Puerto Rico/U.S. Virgin Islands Storm Surge & Waves
Project Lead: Andre van der Westhuysen, NOAA NCEP
CO-PIs: Joannes Westerink, University of Notre Dame
Collaborators: Juan Gonzalez (CariCOOS/Wood Group PLC), Julio Morell (CariCOOS), Aurelio Mercado (UPRM), Reniel Calzada (UPRM/NOAA CSL), Volker Roeber (University of Hawaii), Dongming Yang (NOAA NCEP), Hugh Cobb (NOAA NCEP NHC), Carlos Anselmi (NOAA NWS San Juan Forecast Office), Ernesto Rodriguez (NOAA NWS San Juan Forecast Office) , Luis Aponte (UPRM)
Federal Partners: Jamie Rhome (NOAA NVEP NHC), Jane Smith (USACE ERDC)
Project Overview and Results
The goal of this COMT project is to extend the present wave/surge operational forecasting capability from mild-sloped coastal areas such as the US East and Gulf of Mexico coasts to steep-sloped areas such as around Caribbean and Pacific islands and transition this capability to NOAA’s National Hurricane Center and local WFOs. Broad project objectives are to: (1) compile a data set of observations collected around Puerto Rico and the USVI by the IOOS Caribbean Regional Association; (2) evaluate multiple, coupled wave/surge/inundation models against this data; (3) recommend the most suitable model for transition to operations and (4) assist with the transition. These outcomes will also be applicable to U.S. island regions in the Pacific and may therefore guide future implementations at NOAA’s Central Pacific Hurricane Center.
U.S. island regions in the Caribbean and Pacific pose many challenges to the accurate modeling and prediction of hazardous wave-dominated storm surge inundation events. The relative importance of physical processes leading to inundation in steep-sloped, reef-edged island environments differs from those in milder-sloped mainland environments. Relatively little research has been done in these environments, constituting a significant knowledge gap. To compound this uncertainty, little observational data are available in many island environments. As a result, the U.S. National Weather Service (NWS) currently lacks operational surge and inundation guidance for these regions. An exception to this general data scarcity is Puerto Rico and the U.S. Virgin Islands (USVI), which frequently experience strong tropical and extra-tropical storms resulting in high waves, storm surge, and river flooding. A large number of observational instruments have been deployed here, many by IOOS Caribbean Regional Association partners, creating a valuable resource for the evaluation and advancement of operational wave/surge/inundation models of these areas.
Three teams – an operational assessment team (federal user group), a numerical modeling team and a data management team – will work together to understand the driving processes of sea level variability in deep ocean island geographies, understand the robustness and accuracy of a variety of wind products, and to discern the ability to forecast tides, storm events and intra-annual variability.

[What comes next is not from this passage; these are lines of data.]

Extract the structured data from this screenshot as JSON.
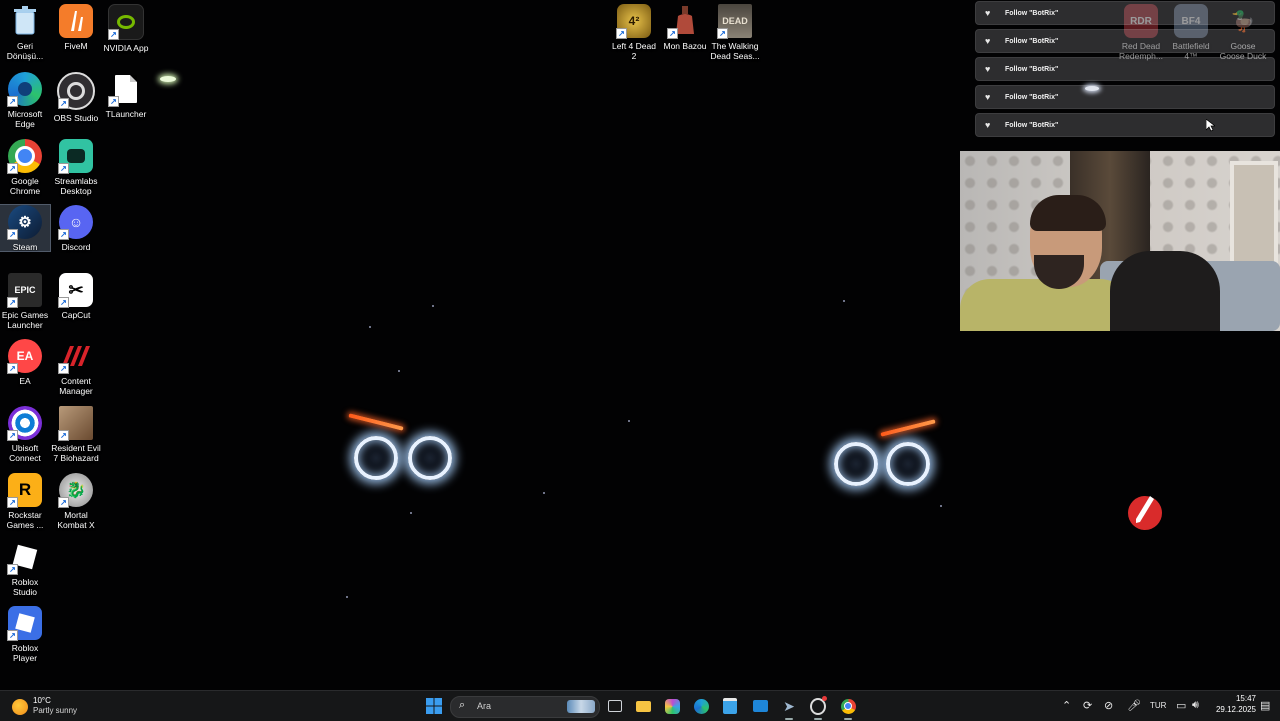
{
  "desktop": {
    "icons": [
      {
        "name": "recycle-bin",
        "label": "Geri Dönüşü...",
        "icon": "recycle-bin-icon",
        "color": "#7fb6e6"
      },
      {
        "name": "fivem",
        "label": "FiveM",
        "icon": "fivem-icon",
        "color": "#f47c2a"
      },
      {
        "name": "nvidia-app",
        "label": "NVIDIA App",
        "icon": "nvidia-icon",
        "color": "#76b900"
      },
      {
        "name": "microsoft-edge",
        "label": "Microsoft Edge",
        "icon": "edge-icon",
        "color": "#1fa0d8"
      },
      {
        "name": "obs-studio",
        "label": "OBS Studio",
        "icon": "obs-icon",
        "color": "#302e31"
      },
      {
        "name": "tlauncher",
        "label": "TLauncher",
        "icon": "file-icon",
        "color": "#ffffff"
      },
      {
        "name": "google-chrome",
        "label": "Google Chrome",
        "icon": "chrome-icon",
        "color": "#e94235"
      },
      {
        "name": "streamlabs-desktop",
        "label": "Streamlabs Desktop",
        "icon": "streamlabs-icon",
        "color": "#31c3a2"
      },
      {
        "name": "steam",
        "label": "Steam",
        "icon": "steam-icon",
        "color": "#1b2838"
      },
      {
        "name": "discord",
        "label": "Discord",
        "icon": "discord-icon",
        "color": "#5865f2"
      },
      {
        "name": "epic-games-launcher",
        "label": "Epic Games Launcher",
        "icon": "epic-icon",
        "color": "#2a2a2a"
      },
      {
        "name": "capcut",
        "label": "CapCut",
        "icon": "capcut-icon",
        "color": "#ffffff"
      },
      {
        "name": "ea",
        "label": "EA",
        "icon": "ea-icon",
        "color": "#ff4747"
      },
      {
        "name": "content-manager",
        "label": "Content Manager",
        "icon": "content-manager-icon",
        "color": "#d8232a"
      },
      {
        "name": "ubisoft-connect",
        "label": "Ubisoft Connect",
        "icon": "ubisoft-icon",
        "color": "#0f7dd6"
      },
      {
        "name": "resident-evil-7",
        "label": "Resident Evil 7 Biohazard",
        "icon": "re7-icon",
        "color": "#8a6a4a"
      },
      {
        "name": "rockstar-games",
        "label": "Rockstar Games ...",
        "icon": "rockstar-icon",
        "color": "#fcaf17"
      },
      {
        "name": "mortal-kombat-x",
        "label": "Mortal Kombat X",
        "icon": "mkx-icon",
        "color": "#cccccc"
      },
      {
        "name": "roblox-studio",
        "label": "Roblox Studio",
        "icon": "roblox-studio-icon",
        "color": "#ffffff"
      },
      {
        "name": "roblox-player",
        "label": "Roblox Player",
        "icon": "roblox-icon",
        "color": "#3b6fe6"
      },
      {
        "name": "left-4-dead-2",
        "label": "Left 4 Dead 2",
        "icon": "l4d2-icon",
        "color": "#c8a02a"
      },
      {
        "name": "mon-bazou",
        "label": "Mon Bazou",
        "icon": "mon-bazou-icon",
        "color": "#b04a3a"
      },
      {
        "name": "walking-dead",
        "label": "The Walking Dead Seas...",
        "icon": "walking-dead-icon",
        "color": "#8a8275"
      },
      {
        "name": "red-dead-redemption",
        "label": "Red Dead Redemph...",
        "icon": "rdr-icon",
        "color": "#a8323a"
      },
      {
        "name": "battlefield-4",
        "label": "Battlefield 4™",
        "icon": "bf4-icon",
        "color": "#6b7d96"
      },
      {
        "name": "goose-goose-duck",
        "label": "Goose Goose Duck",
        "icon": "goose-icon",
        "color": "#d8d8d8"
      }
    ]
  },
  "overlay": {
    "follow_alerts": [
      {
        "text": "Follow \"BotRix\""
      },
      {
        "text": "Follow \"BotRix\""
      },
      {
        "text": "Follow \"BotRix\""
      },
      {
        "text": "Follow \"BotRix\""
      },
      {
        "text": "Follow \"BotRix\""
      }
    ]
  },
  "taskbar": {
    "weather": {
      "temp": "10°C",
      "condition": "Partly sunny",
      "icon": "sun-cloud-icon"
    },
    "search_placeholder": "Ara",
    "pinned": [
      {
        "name": "start",
        "icon": "windows-icon",
        "color": "#3a9df0"
      },
      {
        "name": "task-view",
        "icon": "task-view-icon",
        "color": "#cfd3d8"
      },
      {
        "name": "file-explorer",
        "icon": "folder-icon",
        "color": "#f6c443"
      },
      {
        "name": "microsoft-365",
        "icon": "office-icon",
        "color": "#c04ad0"
      },
      {
        "name": "edge",
        "icon": "edge-icon",
        "color": "#1fa0d8"
      },
      {
        "name": "microsoft-store",
        "icon": "store-icon",
        "color": "#3ca3e8"
      },
      {
        "name": "outlook",
        "icon": "mail-icon",
        "color": "#1e86d8"
      },
      {
        "name": "steam",
        "icon": "steam-icon",
        "color": "#9fb8d0"
      },
      {
        "name": "obs",
        "icon": "obs-icon",
        "color": "#dcdcdc"
      },
      {
        "name": "chrome",
        "icon": "chrome-icon",
        "color": "#e94235"
      }
    ],
    "tray": {
      "language": "TUR",
      "time": "15:47",
      "date": "29.12.2025"
    }
  }
}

Specifically in the wake of Hurricanes Irma and Maria in September of 2017, detailed hindcasts were performed of these storm events using a high fidelity research grade ADCIRC+SWAN model of the Caribbean and Puerto Rico / U.S. Virgin Islands (PR/USVI), NOAA’s ADCIRC-driven HSOFS operational mesh, and NOAA NHC’s SLOSH using the latest PR/USVI grid. Furthermore, the impact of baroclinic processes on intra-annual and storm driven sea level variability is evaluated. The results from these studies are described in a sequence of two Journal of Geophysical Research papers (REF here; in review).
In addition, two sets of ancillary simulation sets were also developed as a result of the work and developments made in this project. The first are detailed analyses and hindcasts of Hurricanes Georges (1998) and Irene (2011). Unfortunately, the lack of highly reliable hindcast winds and/or water level data for these storms did not make for sufficiently reliable hindcasts to draw conclusions about the storm physics and/or model inter-comparisons. In addition, a statistical response probability set was developed with the SLOSH PR/USVI model.